One in four older workers in the UK are now planning to retire later than they had planned two years ago, according to a survey by consultants Watson Wyatt.

The firm, which advises many of the UK's largest companies on pensions and employee benefits issues, examined the responses of 4,500 UK workers aged 50 to 64 to the recent declines in equity markets. It found that not only are one in four now planning to delay their retirement plans of two years ago but that there was a strong positive relationship between those delaying retirement and those most affected by the stockmarket decline.

Almost half said their savings have 'declined a lot' over the past three years, and one in five that they have 'declined a little'. One in ten said their savings had remains largely the same, while only one in five said their savings had increased.

Low interest rates and a 40 per cent fall in the level of the FTSE 100 has slashed the value of many people's pension funds. Employees of many companies have also been affected by companies closing their final salary pension schemes and replacing them with less generous defined contribution schemes.

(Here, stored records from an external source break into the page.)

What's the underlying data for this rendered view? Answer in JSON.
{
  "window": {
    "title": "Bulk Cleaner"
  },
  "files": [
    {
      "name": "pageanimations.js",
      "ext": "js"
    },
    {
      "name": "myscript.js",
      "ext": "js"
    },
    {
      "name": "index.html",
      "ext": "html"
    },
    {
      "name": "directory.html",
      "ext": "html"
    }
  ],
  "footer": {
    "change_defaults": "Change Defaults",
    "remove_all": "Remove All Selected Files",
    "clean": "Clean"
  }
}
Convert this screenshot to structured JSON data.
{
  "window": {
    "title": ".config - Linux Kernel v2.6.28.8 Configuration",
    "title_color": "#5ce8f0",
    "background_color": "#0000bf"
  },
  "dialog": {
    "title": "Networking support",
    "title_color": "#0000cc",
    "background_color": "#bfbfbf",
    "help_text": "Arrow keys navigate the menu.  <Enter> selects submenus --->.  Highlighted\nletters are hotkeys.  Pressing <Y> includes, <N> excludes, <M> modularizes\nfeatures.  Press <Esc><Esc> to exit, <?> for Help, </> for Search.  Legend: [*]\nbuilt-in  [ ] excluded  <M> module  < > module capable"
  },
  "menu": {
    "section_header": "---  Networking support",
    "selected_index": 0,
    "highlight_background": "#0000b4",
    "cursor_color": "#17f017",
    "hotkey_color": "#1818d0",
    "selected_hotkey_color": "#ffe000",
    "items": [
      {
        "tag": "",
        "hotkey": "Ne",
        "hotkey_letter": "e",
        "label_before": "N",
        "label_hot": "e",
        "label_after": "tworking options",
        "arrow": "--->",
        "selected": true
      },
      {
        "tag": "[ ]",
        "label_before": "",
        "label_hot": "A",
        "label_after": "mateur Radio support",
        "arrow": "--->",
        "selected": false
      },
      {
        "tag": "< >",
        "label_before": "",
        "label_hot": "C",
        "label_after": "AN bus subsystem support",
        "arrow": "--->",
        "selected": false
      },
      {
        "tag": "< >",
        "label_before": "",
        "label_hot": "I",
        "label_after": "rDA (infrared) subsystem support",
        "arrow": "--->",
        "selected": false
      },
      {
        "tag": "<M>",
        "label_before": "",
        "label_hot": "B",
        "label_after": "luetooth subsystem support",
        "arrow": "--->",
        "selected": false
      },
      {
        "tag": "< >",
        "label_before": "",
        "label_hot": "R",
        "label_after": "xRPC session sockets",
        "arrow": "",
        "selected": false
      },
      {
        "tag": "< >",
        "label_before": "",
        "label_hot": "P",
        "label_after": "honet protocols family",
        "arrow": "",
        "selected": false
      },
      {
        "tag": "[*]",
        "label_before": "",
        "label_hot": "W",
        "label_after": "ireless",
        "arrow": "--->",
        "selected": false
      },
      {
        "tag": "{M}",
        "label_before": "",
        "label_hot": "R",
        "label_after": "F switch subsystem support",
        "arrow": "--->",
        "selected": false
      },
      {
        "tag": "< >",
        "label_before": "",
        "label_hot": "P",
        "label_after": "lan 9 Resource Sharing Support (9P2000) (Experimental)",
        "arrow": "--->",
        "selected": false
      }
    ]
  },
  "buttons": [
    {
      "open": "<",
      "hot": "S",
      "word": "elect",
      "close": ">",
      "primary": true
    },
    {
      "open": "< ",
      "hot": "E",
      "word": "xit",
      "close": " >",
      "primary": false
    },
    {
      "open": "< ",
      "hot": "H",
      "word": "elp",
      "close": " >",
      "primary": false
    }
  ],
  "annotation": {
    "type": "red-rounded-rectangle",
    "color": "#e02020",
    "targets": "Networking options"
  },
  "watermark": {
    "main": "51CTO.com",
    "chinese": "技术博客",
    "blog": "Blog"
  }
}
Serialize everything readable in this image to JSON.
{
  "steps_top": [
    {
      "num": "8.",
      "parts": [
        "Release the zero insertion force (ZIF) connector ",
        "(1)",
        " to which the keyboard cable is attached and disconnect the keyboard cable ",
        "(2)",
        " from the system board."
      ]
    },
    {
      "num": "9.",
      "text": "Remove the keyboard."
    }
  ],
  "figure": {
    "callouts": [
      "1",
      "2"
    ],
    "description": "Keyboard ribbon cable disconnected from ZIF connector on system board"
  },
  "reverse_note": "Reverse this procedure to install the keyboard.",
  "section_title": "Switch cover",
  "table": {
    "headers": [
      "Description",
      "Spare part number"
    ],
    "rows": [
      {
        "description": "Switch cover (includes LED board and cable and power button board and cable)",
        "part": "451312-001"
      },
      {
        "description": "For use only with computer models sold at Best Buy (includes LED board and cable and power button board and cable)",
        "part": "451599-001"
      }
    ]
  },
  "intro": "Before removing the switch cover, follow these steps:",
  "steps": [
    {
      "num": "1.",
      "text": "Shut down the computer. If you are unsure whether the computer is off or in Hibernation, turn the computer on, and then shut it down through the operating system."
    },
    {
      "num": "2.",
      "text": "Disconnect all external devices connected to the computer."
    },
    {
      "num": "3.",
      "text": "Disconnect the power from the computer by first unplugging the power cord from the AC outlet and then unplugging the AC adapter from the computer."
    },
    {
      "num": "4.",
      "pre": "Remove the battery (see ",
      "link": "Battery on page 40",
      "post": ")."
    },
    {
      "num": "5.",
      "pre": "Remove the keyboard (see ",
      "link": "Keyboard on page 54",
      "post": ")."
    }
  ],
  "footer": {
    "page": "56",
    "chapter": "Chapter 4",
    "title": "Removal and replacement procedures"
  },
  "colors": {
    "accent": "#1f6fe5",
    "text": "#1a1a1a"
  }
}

The survey found that those who reported declines in the value of their savings were more likely to reduce equity exposure. Women were found to be significantly more likely to reduce their equity investment than men.

But earlier this year, the Association of British Insurers warned that Britons need to save £27 billion a year more than they are if they can expect to have a comfortable retirement.

"The bear market from the end of 1999 is the first time in which significant volumes of retirement savings were at risk in equity markets," said Jonathan Gardner, an economic researcher at Watson Wyatt. "The euphoria of the late 1990s was such that this decline or at least its scale was probably not anticipated by most investors."

The survey found that for those individuals who have already retired, there appeared to be little correlation between the degree of savings loss and the likelihood of returning to work, providing support for theories in which the decision to retire is rarely reversed.